PROMPT - Lines from the one with "Output a JSON" to the end of the material, both included: print them exactly and print nothing else. Omit the pictures.
◆ ◆ ◆ ◆ ◆ ◆ ◆
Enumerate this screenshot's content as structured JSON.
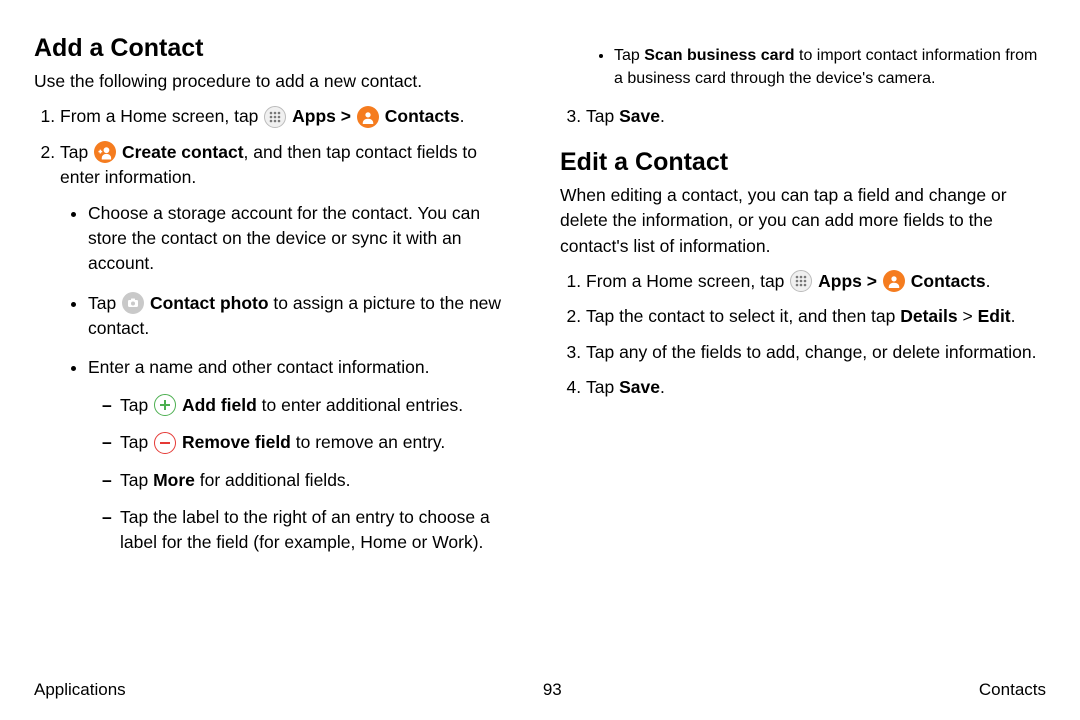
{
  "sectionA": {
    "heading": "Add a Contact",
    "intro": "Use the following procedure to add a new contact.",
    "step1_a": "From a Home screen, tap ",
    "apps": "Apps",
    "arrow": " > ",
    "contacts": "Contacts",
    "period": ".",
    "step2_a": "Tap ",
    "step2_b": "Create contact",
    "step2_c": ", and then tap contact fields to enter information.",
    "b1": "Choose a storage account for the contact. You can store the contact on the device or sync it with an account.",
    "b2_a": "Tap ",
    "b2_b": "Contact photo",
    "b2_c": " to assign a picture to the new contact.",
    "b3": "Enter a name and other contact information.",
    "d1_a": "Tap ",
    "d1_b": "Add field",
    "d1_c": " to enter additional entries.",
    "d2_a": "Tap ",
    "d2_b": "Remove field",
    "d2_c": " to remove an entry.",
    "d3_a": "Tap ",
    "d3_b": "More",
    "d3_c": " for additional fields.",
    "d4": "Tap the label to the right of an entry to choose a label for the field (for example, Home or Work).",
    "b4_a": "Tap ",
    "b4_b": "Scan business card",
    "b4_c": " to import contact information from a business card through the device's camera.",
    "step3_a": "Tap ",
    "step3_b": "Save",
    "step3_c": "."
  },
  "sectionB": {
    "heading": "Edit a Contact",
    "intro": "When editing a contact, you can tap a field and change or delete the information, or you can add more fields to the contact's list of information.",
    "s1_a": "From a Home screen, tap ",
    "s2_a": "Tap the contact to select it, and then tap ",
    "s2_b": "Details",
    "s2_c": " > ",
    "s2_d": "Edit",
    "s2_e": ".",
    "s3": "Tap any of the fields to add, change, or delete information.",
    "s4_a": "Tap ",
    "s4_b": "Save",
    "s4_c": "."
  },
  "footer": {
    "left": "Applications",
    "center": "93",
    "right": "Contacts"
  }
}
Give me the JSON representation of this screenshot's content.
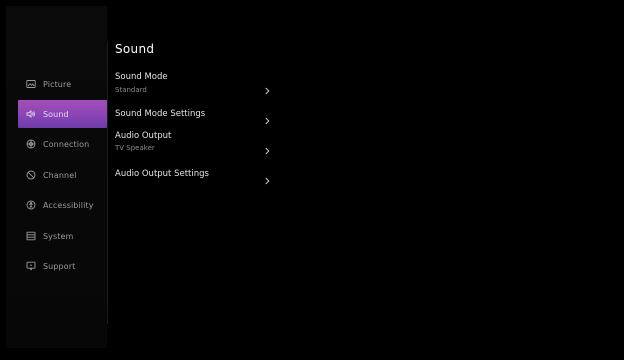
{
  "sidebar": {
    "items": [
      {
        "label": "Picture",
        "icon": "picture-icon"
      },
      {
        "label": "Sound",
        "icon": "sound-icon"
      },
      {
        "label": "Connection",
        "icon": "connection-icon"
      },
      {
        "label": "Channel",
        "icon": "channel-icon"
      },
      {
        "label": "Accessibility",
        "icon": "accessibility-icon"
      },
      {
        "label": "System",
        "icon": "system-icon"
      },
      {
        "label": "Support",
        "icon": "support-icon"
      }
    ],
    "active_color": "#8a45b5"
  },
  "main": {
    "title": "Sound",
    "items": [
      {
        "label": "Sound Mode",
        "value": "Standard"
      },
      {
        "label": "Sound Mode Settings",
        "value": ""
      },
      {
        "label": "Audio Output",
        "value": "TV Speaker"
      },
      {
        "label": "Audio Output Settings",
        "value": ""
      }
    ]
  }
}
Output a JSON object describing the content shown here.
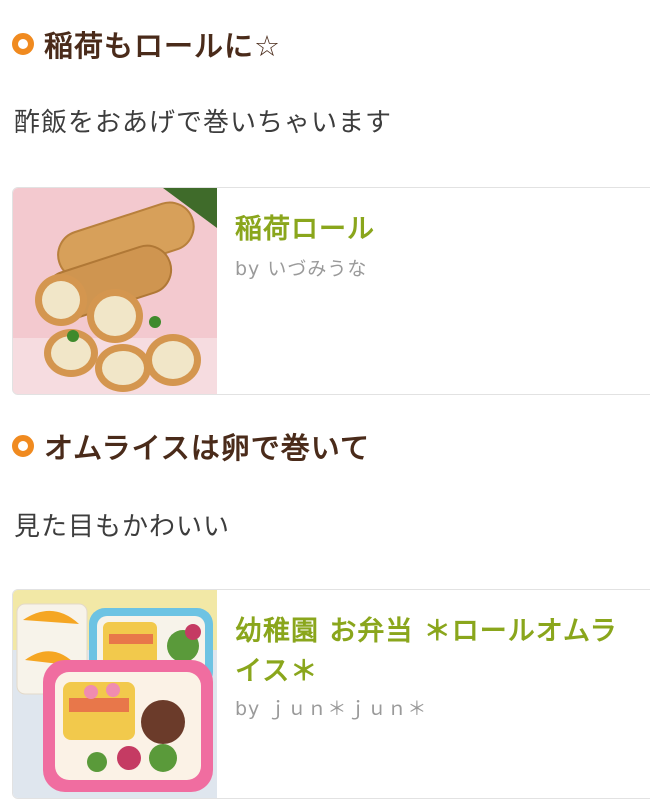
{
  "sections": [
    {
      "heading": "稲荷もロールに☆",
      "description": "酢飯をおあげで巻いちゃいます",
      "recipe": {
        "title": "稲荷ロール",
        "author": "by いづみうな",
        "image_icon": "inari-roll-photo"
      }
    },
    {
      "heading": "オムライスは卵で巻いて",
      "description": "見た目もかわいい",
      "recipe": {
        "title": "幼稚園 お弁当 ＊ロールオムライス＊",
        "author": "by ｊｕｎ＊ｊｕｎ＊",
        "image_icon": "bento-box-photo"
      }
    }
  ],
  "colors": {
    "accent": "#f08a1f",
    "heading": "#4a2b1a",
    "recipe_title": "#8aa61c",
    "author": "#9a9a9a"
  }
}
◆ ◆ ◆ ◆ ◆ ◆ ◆
EXPECTED ANSWER -
Output a JSON object describing the content shown here.
{
  "sections": [
    {
      "heading": "稲荷もロールに☆",
      "description": "酢飯をおあげで巻いちゃいます",
      "recipe": {
        "title": "稲荷ロール",
        "author": "by いづみうな",
        "image_icon": "inari-roll-photo"
      }
    },
    {
      "heading": "オムライスは卵で巻いて",
      "description": "見た目もかわいい",
      "recipe": {
        "title": "幼稚園 お弁当 ＊ロールオムライス＊",
        "author": "by ｊｕｎ＊ｊｕｎ＊",
        "image_icon": "bento-box-photo"
      }
    }
  ],
  "colors": {
    "accent": "#f08a1f",
    "heading": "#4a2b1a",
    "recipe_title": "#8aa61c",
    "author": "#9a9a9a"
  }
}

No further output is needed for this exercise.